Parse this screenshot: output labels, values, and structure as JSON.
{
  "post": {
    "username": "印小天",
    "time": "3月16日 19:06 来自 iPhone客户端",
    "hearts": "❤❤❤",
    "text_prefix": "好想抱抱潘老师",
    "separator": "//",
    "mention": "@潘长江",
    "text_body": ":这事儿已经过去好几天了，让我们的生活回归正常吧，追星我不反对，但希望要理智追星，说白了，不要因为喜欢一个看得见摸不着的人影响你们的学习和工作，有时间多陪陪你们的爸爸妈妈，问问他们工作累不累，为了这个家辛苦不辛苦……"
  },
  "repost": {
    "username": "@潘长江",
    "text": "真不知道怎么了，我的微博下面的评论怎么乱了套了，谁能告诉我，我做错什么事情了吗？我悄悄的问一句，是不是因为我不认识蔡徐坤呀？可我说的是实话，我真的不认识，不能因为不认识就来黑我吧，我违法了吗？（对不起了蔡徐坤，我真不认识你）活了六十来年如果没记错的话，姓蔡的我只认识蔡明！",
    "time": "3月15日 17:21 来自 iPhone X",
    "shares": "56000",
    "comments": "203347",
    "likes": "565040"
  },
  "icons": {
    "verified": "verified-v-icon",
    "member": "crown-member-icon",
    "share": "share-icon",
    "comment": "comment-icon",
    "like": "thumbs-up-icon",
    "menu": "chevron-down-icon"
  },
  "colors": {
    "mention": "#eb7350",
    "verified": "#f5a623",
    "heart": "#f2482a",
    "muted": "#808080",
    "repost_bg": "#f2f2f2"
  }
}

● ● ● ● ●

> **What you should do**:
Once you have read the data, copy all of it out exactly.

> **Written solution**:
Parse this screenshot: output labels, values, and structure as JSON.
{
  "post": {
    "username": "印小天",
    "time": "3月16日 19:06 来自 iPhone客户端",
    "hearts": "❤❤❤",
    "text_prefix": "好想抱抱潘老师",
    "separator": "//",
    "mention": "@潘长江",
    "text_body": ":这事儿已经过去好几天了，让我们的生活回归正常吧，追星我不反对，但希望要理智追星，说白了，不要因为喜欢一个看得见摸不着的人影响你们的学习和工作，有时间多陪陪你们的爸爸妈妈，问问他们工作累不累，为了这个家辛苦不辛苦……"
  },
  "repost": {
    "username": "@潘长江",
    "text": "真不知道怎么了，我的微博下面的评论怎么乱了套了，谁能告诉我，我做错什么事情了吗？我悄悄的问一句，是不是因为我不认识蔡徐坤呀？可我说的是实话，我真的不认识，不能因为不认识就来黑我吧，我违法了吗？（对不起了蔡徐坤，我真不认识你）活了六十来年如果没记错的话，姓蔡的我只认识蔡明！",
    "time": "3月15日 17:21 来自 iPhone X",
    "shares": "56000",
    "comments": "203347",
    "likes": "565040"
  },
  "icons": {
    "verified": "verified-v-icon",
    "member": "crown-member-icon",
    "share": "share-icon",
    "comment": "comment-icon",
    "like": "thumbs-up-icon",
    "menu": "chevron-down-icon"
  },
  "colors": {
    "mention": "#eb7350",
    "verified": "#f5a623",
    "heart": "#f2482a",
    "muted": "#808080",
    "repost_bg": "#f2f2f2"
  }
}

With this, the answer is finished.